* **TASK TO CARRY OUT**: Where a line of the listing below includes the word "title", reproduce that line.
━━━
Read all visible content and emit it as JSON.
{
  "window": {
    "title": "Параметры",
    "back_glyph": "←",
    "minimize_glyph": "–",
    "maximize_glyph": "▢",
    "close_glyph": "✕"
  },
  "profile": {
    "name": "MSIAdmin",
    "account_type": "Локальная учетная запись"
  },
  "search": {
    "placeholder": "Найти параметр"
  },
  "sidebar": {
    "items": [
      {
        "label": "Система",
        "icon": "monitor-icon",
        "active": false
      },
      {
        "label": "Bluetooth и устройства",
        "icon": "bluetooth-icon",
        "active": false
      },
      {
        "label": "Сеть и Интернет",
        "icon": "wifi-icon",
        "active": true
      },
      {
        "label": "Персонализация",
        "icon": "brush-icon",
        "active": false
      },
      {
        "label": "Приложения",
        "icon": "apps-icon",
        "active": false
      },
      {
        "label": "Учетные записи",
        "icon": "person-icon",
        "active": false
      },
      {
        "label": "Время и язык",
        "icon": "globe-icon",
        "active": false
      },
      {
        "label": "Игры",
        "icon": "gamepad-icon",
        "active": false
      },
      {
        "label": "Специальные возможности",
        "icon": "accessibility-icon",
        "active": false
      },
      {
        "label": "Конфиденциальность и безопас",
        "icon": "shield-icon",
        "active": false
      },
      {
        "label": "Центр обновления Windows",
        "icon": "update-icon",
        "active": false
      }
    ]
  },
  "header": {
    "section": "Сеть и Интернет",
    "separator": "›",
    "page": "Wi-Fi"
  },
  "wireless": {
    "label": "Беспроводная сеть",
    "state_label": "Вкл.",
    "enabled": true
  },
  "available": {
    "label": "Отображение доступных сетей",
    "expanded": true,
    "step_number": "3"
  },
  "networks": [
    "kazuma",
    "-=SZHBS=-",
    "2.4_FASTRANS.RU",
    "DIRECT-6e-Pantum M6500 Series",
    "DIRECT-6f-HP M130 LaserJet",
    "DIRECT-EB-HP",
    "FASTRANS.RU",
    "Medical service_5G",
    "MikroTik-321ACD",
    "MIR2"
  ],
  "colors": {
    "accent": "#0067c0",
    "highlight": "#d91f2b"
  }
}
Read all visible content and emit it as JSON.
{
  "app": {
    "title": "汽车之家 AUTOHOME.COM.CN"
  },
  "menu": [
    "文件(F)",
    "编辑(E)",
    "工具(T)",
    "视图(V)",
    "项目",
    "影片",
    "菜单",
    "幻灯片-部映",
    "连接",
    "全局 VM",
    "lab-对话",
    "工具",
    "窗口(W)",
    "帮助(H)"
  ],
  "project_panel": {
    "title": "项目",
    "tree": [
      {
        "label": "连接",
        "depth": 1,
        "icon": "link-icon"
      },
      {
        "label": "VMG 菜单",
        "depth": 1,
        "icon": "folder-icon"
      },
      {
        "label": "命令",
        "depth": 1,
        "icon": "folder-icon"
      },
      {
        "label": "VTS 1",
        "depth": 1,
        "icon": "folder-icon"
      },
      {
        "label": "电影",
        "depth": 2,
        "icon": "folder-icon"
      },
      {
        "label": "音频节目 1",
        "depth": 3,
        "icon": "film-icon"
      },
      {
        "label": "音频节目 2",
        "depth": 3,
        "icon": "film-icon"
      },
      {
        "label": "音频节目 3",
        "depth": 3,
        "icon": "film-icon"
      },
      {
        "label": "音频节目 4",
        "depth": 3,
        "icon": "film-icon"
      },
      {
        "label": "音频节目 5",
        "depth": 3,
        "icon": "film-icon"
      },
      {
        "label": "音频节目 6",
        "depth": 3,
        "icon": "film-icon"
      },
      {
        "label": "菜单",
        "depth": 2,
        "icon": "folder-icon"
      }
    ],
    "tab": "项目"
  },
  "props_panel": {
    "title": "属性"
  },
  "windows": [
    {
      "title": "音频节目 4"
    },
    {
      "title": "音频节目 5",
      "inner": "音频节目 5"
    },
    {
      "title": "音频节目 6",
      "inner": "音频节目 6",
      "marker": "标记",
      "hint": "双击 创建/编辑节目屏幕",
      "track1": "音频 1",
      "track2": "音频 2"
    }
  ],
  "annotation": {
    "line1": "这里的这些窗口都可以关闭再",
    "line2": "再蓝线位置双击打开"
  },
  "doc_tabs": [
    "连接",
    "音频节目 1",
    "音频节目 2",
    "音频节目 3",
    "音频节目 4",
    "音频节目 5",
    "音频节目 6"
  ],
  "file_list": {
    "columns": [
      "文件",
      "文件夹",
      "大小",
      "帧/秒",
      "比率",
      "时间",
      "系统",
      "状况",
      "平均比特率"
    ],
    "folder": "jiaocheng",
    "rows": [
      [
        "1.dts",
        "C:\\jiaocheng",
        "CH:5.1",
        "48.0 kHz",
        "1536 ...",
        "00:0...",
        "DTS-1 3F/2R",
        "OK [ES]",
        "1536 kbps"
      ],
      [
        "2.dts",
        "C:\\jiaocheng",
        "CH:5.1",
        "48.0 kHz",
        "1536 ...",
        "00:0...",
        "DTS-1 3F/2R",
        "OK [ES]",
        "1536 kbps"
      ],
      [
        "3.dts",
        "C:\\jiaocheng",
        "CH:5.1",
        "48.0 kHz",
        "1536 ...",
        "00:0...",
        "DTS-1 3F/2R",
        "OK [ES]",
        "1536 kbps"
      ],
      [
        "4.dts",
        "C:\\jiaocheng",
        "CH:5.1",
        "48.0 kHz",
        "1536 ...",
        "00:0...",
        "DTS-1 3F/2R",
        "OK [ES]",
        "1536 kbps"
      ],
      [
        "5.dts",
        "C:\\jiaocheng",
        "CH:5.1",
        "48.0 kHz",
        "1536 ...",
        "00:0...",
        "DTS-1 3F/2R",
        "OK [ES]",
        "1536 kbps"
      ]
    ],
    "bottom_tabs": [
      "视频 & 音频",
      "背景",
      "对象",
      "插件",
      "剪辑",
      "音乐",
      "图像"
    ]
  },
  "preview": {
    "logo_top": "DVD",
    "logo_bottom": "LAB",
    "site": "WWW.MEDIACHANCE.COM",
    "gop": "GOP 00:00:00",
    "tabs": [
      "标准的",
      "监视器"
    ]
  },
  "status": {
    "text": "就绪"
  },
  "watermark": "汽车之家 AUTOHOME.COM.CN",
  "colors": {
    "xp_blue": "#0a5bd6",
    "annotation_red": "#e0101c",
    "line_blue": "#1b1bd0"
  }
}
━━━
* **ANSWER SECTION**:
    "title": "Параметры",
    "title": "汽车之家 AUTOHOME.COM.CN"
    "title": "项目",
    "title": "属性"
      "title": "音频节目 4"
      "title": "音频节目 5",
      "title": "音频节目 6",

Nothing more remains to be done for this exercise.